The all-new Volkswagen ID.4 electric crossover comes with three years of free fast charging at Electrify America stations. Hyundai and Ford are also offering limited free charging incentives for their EVs. As the networks expand, the value of these free charging incentives will grow. 

Other Automakers are Offering Charging Networks, Either Through Partnerships or Independently

Ford F-150 Lightning EV

Legacy automakers and EV startups have plans to make public charging easier for their customers. GM announced Ultium Charge 360, a plan that will integrate charging networks for seamless use with all GM vehicles. They’ve established partnerships with EVgo, Blink, ChargePoint and other big names in North America. Furthermore, GM’s new Dealer Community Charging Program will see dealerships playing an active role in bringing 40,000 level 2 chargers to underserved communities, including rural and urban locations.

Ford’s BlueOval charging network makes plug-and-charge possible for the Mustang Mach-E and future EV models, a nod to Tesla’s plug-and-charge popularity. Ford says that they want charging an EV to be as simple as stopping at a gas station.

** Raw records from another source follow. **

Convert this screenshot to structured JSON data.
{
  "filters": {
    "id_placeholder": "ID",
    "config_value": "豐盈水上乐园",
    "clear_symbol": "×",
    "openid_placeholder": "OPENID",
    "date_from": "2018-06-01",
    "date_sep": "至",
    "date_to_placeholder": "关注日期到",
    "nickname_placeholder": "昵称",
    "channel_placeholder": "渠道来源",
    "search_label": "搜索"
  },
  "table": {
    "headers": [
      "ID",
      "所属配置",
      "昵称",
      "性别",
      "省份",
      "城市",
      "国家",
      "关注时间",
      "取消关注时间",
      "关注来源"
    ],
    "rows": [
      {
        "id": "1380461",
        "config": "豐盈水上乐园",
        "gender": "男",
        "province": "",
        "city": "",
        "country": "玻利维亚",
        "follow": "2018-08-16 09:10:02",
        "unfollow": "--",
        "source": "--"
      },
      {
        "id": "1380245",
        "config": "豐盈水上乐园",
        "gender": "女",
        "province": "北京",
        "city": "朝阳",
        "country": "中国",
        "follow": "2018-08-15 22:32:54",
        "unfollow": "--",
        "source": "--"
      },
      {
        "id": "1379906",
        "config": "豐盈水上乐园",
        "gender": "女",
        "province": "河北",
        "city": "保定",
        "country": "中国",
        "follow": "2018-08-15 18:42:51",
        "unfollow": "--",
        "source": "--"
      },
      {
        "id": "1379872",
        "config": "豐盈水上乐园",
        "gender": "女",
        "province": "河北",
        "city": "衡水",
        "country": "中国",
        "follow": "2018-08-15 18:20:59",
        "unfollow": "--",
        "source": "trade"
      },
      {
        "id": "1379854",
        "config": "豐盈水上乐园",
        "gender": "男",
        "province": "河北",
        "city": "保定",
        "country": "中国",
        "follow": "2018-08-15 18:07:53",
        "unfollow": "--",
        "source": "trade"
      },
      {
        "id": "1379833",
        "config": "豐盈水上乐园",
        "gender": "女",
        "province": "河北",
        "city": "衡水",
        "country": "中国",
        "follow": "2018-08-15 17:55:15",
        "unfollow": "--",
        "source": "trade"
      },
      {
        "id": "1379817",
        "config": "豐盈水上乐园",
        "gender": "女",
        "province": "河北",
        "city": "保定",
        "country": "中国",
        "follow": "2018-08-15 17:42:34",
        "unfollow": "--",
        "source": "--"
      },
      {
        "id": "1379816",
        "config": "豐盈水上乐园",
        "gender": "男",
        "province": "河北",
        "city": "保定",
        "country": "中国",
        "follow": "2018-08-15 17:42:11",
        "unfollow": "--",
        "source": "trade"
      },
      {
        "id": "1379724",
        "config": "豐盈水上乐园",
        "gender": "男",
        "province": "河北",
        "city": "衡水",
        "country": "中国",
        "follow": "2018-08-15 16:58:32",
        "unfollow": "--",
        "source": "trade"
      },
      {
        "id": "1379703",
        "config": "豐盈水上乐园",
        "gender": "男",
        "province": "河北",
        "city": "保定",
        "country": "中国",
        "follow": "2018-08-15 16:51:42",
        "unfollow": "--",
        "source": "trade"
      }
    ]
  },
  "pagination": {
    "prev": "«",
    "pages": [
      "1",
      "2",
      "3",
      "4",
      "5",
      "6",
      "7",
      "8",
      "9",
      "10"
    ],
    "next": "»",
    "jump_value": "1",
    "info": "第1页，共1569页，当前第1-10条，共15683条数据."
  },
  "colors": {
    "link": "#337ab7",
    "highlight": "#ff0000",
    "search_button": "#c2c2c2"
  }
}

By the end of 2023, Rivian’s Adventure Network of chargers will have 3,500 fast chargers installed at 600 sites in North America. Rivian’s brand targets outdoor enthusiasts and overlanding types, so the new network will cater to EV owners who venture off the beaten path. At first, the Rivian Adventure Network will be exclusive to Rivian owners, but the company says they will open it up to other EV brands shortly after. This is a big deal for EV owners looking for zero-emissions wilderness adventures, especially considering that the much-hyped Subaru Solterra all-wheel drive EV barely makes it 220 miles on a charge. 

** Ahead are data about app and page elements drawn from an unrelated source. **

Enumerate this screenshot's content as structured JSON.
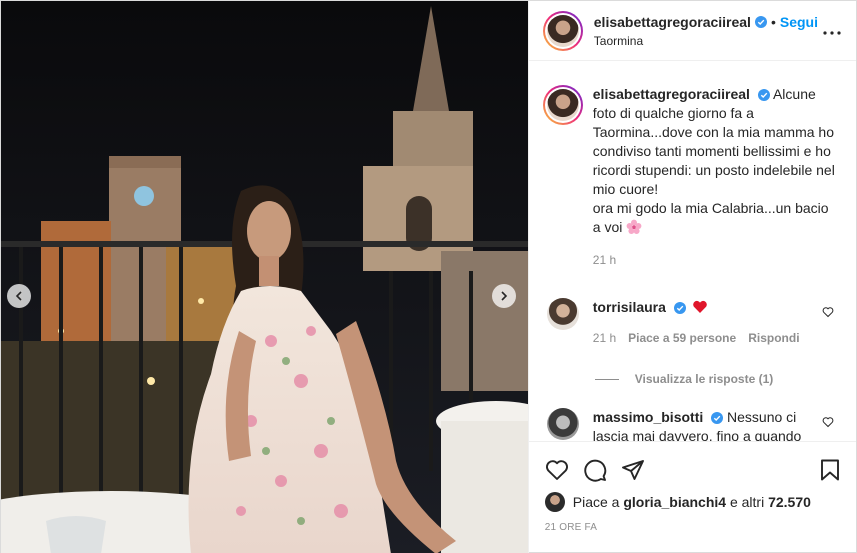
{
  "header": {
    "username": "elisabettagregoraciireal",
    "separator": "•",
    "follow_label": "Segui",
    "location": "Taormina"
  },
  "caption": {
    "username": "elisabettagregoraciireal",
    "text_lines": [
      "Alcune foto di qualche giorno fa a Taormina...dove con la mia mamma ho condiviso tanti momenti bellissimi e ho ricordi stupendi: un posto indelebile nel mio cuore!",
      "ora mi godo la mia Calabria...un bacio a voi"
    ],
    "time": "21 h"
  },
  "comments": [
    {
      "username": "torrisilaura",
      "text": "",
      "time": "21 h",
      "likes": "Piace a 59 persone",
      "reply": "Rispondi",
      "view_replies": "Visualizza le risposte (1)"
    },
    {
      "username": "massimo_bisotti",
      "text": "Nessuno ci lascia mai davvero, fino a quando dentro di noi rimane il profumo"
    }
  ],
  "likes": {
    "prefix": "Piace a ",
    "user": "gloria_bianchi4",
    "suffix": " e altri ",
    "count": "72.570"
  },
  "date": "21 ORE FA",
  "colors": {
    "accent": "#0095f6",
    "verified": "#3897f0",
    "heart": "#ed4956",
    "muted": "#8e8e8e"
  },
  "icons": [
    "heart-icon",
    "comment-icon",
    "share-icon",
    "bookmark-icon",
    "more-icon",
    "verified-icon",
    "chevron-left-icon",
    "chevron-right-icon",
    "cherry-blossom-icon"
  ]
}
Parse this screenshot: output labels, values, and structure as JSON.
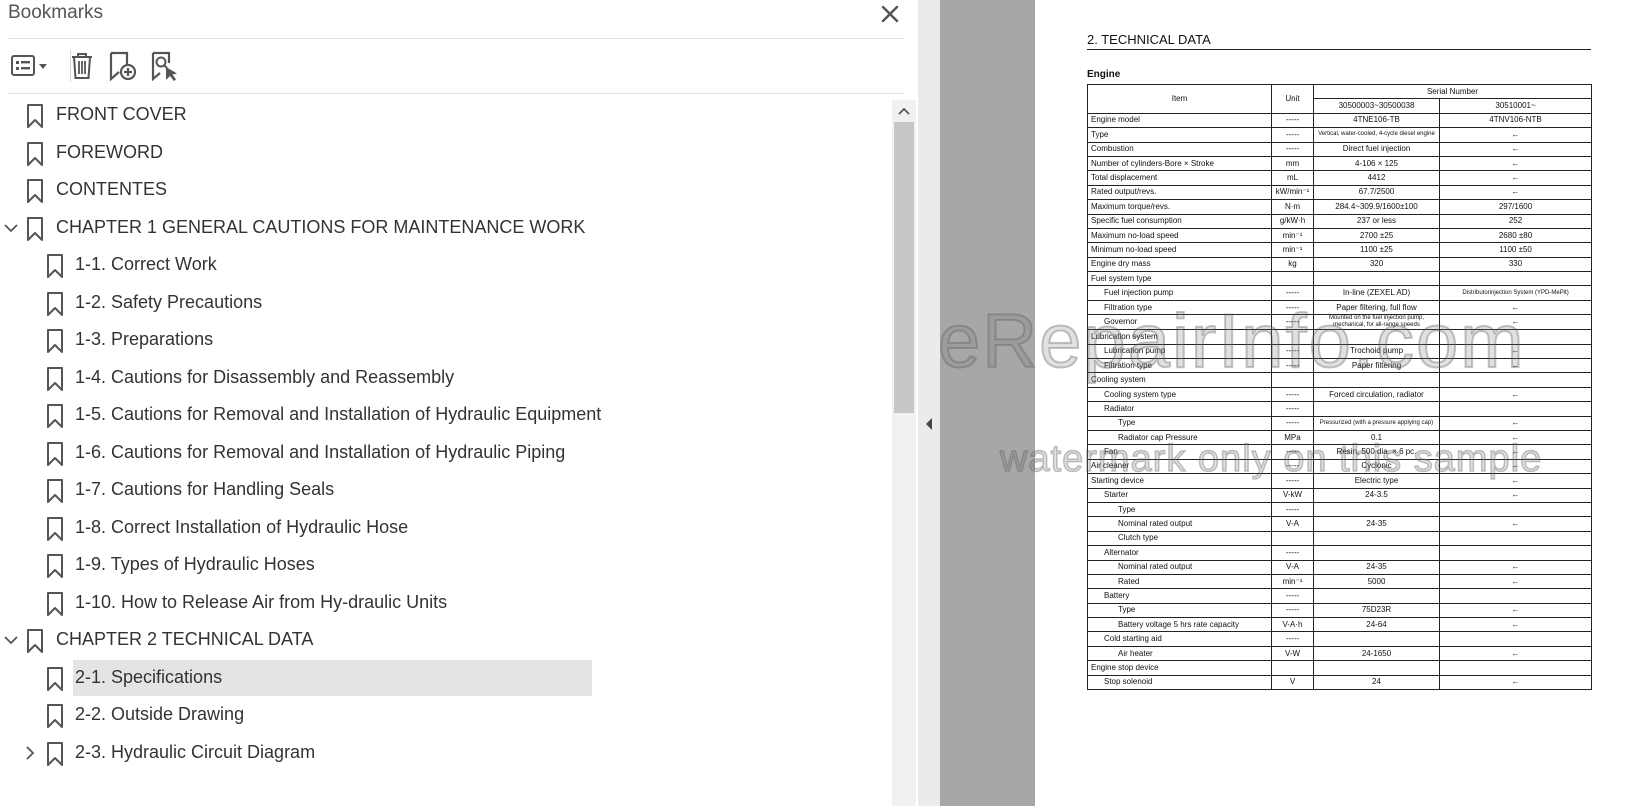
{
  "panel": {
    "title": "Bookmarks",
    "toolbar": {
      "options_icon": "bookmark-options-icon",
      "delete_icon": "trash-icon",
      "add_icon": "add-bookmark-icon",
      "find_icon": "find-current-bookmark-icon"
    },
    "items": [
      {
        "label": "FRONT COVER",
        "level": 0,
        "expander": "none",
        "selected": false
      },
      {
        "label": "FOREWORD",
        "level": 0,
        "expander": "none",
        "selected": false
      },
      {
        "label": "CONTENTES",
        "level": 0,
        "expander": "none",
        "selected": false
      },
      {
        "label": "CHAPTER 1 GENERAL CAUTIONS FOR MAINTENANCE WORK",
        "level": 0,
        "expander": "expanded",
        "selected": false
      },
      {
        "label": "1-1. Correct Work",
        "level": 1,
        "expander": "none",
        "selected": false
      },
      {
        "label": "1-2. Safety Precautions",
        "level": 1,
        "expander": "none",
        "selected": false
      },
      {
        "label": "1-3. Preparations",
        "level": 1,
        "expander": "none",
        "selected": false
      },
      {
        "label": "1-4. Cautions for Disassembly and Reassembly",
        "level": 1,
        "expander": "none",
        "selected": false
      },
      {
        "label": "1-5. Cautions for Removal and Installation of Hydraulic Equipment",
        "level": 1,
        "expander": "none",
        "selected": false
      },
      {
        "label": "1-6. Cautions for Removal and Installation of Hydraulic Piping",
        "level": 1,
        "expander": "none",
        "selected": false
      },
      {
        "label": "1-7. Cautions for Handling Seals",
        "level": 1,
        "expander": "none",
        "selected": false
      },
      {
        "label": "1-8. Correct Installation of Hydraulic Hose",
        "level": 1,
        "expander": "none",
        "selected": false
      },
      {
        "label": "1-9. Types of Hydraulic Hoses",
        "level": 1,
        "expander": "none",
        "selected": false
      },
      {
        "label": "1-10. How to Release Air from Hy-draulic Units",
        "level": 1,
        "expander": "none",
        "selected": false
      },
      {
        "label": "CHAPTER 2 TECHNICAL DATA",
        "level": 0,
        "expander": "expanded",
        "selected": false
      },
      {
        "label": "2-1. Specifications",
        "level": 1,
        "expander": "none",
        "selected": true
      },
      {
        "label": "2-2. Outside Drawing",
        "level": 1,
        "expander": "none",
        "selected": false
      },
      {
        "label": "2-3. Hydraulic Circuit Diagram",
        "level": 1,
        "expander": "collapsed",
        "selected": false
      }
    ]
  },
  "document": {
    "heading": "2. TECHNICAL DATA",
    "section": "Engine",
    "header": {
      "item": "Item",
      "unit": "Unit",
      "serial": "Serial Number",
      "serial_a": "30500003~30500038",
      "serial_b": "30510001~"
    },
    "rows": [
      {
        "item": "Engine model",
        "indent": 0,
        "unit": "-----",
        "a": "4TNE106-TB",
        "b": "4TNV106-NTB"
      },
      {
        "item": "Type",
        "indent": 0,
        "unit": "-----",
        "a": "Vertical, water-cooled, 4-cycle diesel engine",
        "b": "←",
        "a_small": true
      },
      {
        "item": "Combustion",
        "indent": 0,
        "unit": "-----",
        "a": "Direct fuel injection",
        "b": "←"
      },
      {
        "item": "Number of cylinders-Bore × Stroke",
        "indent": 0,
        "unit": "mm",
        "a": "4-106 × 125",
        "b": "←"
      },
      {
        "item": "Total displacement",
        "indent": 0,
        "unit": "mL",
        "a": "4412",
        "b": "←"
      },
      {
        "item": "Rated output/revs.",
        "indent": 0,
        "unit": "kW/min⁻¹",
        "a": "67.7/2500",
        "b": "←"
      },
      {
        "item": "Maximum torque/revs.",
        "indent": 0,
        "unit": "N·m",
        "a": "284.4~309.9/1600±100",
        "b": "297/1600"
      },
      {
        "item": "Specific fuel consumption",
        "indent": 0,
        "unit": "g/kW·h",
        "a": "237 or less",
        "b": "252"
      },
      {
        "item": "Maximum no-load speed",
        "indent": 0,
        "unit": "min⁻¹",
        "a": "2700 ±25",
        "b": "2680 ±80"
      },
      {
        "item": "Minimum no-load speed",
        "indent": 0,
        "unit": "min⁻¹",
        "a": "1100 ±25",
        "b": "1100 ±50"
      },
      {
        "item": "Engine dry mass",
        "indent": 0,
        "unit": "kg",
        "a": "320",
        "b": "330"
      },
      {
        "item": "Fuel system type",
        "indent": 0,
        "unit": "",
        "a": "",
        "b": "",
        "span": true
      },
      {
        "item": "Fuel injection pump",
        "indent": 1,
        "unit": "-----",
        "a": "In-line (ZEXEL AD)",
        "b": "Distributorinjection System (YPD-MePit)",
        "b_small": true
      },
      {
        "item": "Filtration type",
        "indent": 1,
        "unit": "-----",
        "a": "Paper filtering, full flow",
        "b": "←"
      },
      {
        "item": "Governor",
        "indent": 1,
        "unit": "-----",
        "a": "Mounted on the fuel injection pump, mechanical, for all-range speeds",
        "b": "←",
        "a_small": true
      },
      {
        "item": "Lubrication system",
        "indent": 0,
        "unit": "",
        "a": "",
        "b": "",
        "span": true
      },
      {
        "item": "Lubrication pump",
        "indent": 1,
        "unit": "-----",
        "a": "Trochoid pump",
        "b": "←"
      },
      {
        "item": "Filtration type",
        "indent": 1,
        "unit": "-----",
        "a": "Paper filtering",
        "b": "←"
      },
      {
        "item": "Cooling system",
        "indent": 0,
        "unit": "",
        "a": "",
        "b": "",
        "span": true
      },
      {
        "item": "Cooling system type",
        "indent": 1,
        "unit": "-----",
        "a": "Forced circulation, radiator",
        "b": "←"
      },
      {
        "item": "Radiator",
        "indent": 1,
        "unit": "-----",
        "a": "",
        "b": ""
      },
      {
        "item": "Type",
        "indent": 2,
        "unit": "-----",
        "a": "Pressurized (with a pressure applying cap)",
        "b": "←",
        "a_small": true
      },
      {
        "item": "Radiator cap Pressure",
        "indent": 2,
        "unit": "MPa",
        "a": "0.1",
        "b": "←"
      },
      {
        "item": "Fan",
        "indent": 1,
        "unit": "-----",
        "a": "Resin, 500 dia. × 6 pc.",
        "b": "←"
      },
      {
        "item": "Air cleaner",
        "indent": 0,
        "unit": "-----",
        "a": "Cyclonic",
        "b": "←"
      },
      {
        "item": "Starting device",
        "indent": 0,
        "unit": "-----",
        "a": "Electric type",
        "b": "←"
      },
      {
        "item": "Starter",
        "indent": 1,
        "unit": "V-kW",
        "a": "24-3.5",
        "b": "←"
      },
      {
        "item": "Type",
        "indent": 2,
        "unit": "-----",
        "a": "",
        "b": ""
      },
      {
        "item": "Nominal rated output",
        "indent": 2,
        "unit": "V-A",
        "a": "24-35",
        "b": "←"
      },
      {
        "item": "Clutch type",
        "indent": 2,
        "unit": "",
        "a": "",
        "b": ""
      },
      {
        "item": "Alternator",
        "indent": 1,
        "unit": "-----",
        "a": "",
        "b": ""
      },
      {
        "item": "Nominal rated output",
        "indent": 2,
        "unit": "V-A",
        "a": "24-35",
        "b": "←"
      },
      {
        "item": "Rated",
        "indent": 2,
        "unit": "min⁻¹",
        "a": "5000",
        "b": "←"
      },
      {
        "item": "Battery",
        "indent": 1,
        "unit": "-----",
        "a": "",
        "b": ""
      },
      {
        "item": "Type",
        "indent": 2,
        "unit": "-----",
        "a": "75D23R",
        "b": "←"
      },
      {
        "item": "Battery voltage 5 hrs rate capacity",
        "indent": 2,
        "unit": "V-A·h",
        "a": "24-64",
        "b": "←"
      },
      {
        "item": "Cold starting aid",
        "indent": 1,
        "unit": "-----",
        "a": "",
        "b": ""
      },
      {
        "item": "Air heater",
        "indent": 2,
        "unit": "V-W",
        "a": "24-1650",
        "b": "←"
      },
      {
        "item": "Engine stop device",
        "indent": 0,
        "unit": "",
        "a": "",
        "b": "",
        "span": true
      },
      {
        "item": "Stop solenoid",
        "indent": 1,
        "unit": "V",
        "a": "24",
        "b": "←"
      }
    ],
    "watermark_main": "eRepairInfo.com",
    "watermark_sub": "watermark only on this sample"
  }
}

Will EV Charging Stations Replace Gas Stations?

ev charging station

The short answer is no, not for decades, if ever. However, more and more gas stations are adding fast chargers to their parking lots. Sheetz, a popular gas station chain in the East, has been the site of many Tesla Superchargers. In Maryland, one gas station ditched gas entirely for EV charging stations. The new infrastructure bill’s $7.5 billion for EV charging will bring chargers to more gas stations, truck stops and interstate rest areas. The Department of Energy already keeps track of every fast charging station in the nation, and even has a neat map of stations to explore.

Retailers are seeing the benefits of hosting EV charging. Most Electrify America stations are located in Walmart or Target parking lots in close proximity to dining and shopping. Movie theaters and shopping malls often offer free charging for customers. This is a trend we expect to continue, bringing convenience and the occasional free charge to EV owners. 

YAA’s Take On the Future of Charging in America

EV charging stations are great for highway adventures, but it’s important to remember that EV owners who rely on public charging will spend far more on charging than those who charge mostly at home. EV drivers who pay for public charging will see a much higher total cost of ownership, possibly even approaching that of a combustion vehicle. 

More EV models are making their debut in 2022, and almost all of them charge at over 150 kW. This is great for those wanting to go electric yet dreading long waits at a charger. The next two years will transform the experience of EV ownership in America. With so many new fast chargers coming online and even better models to choose from, EV technology just might be maturing right as American infrastructure catches up with demand.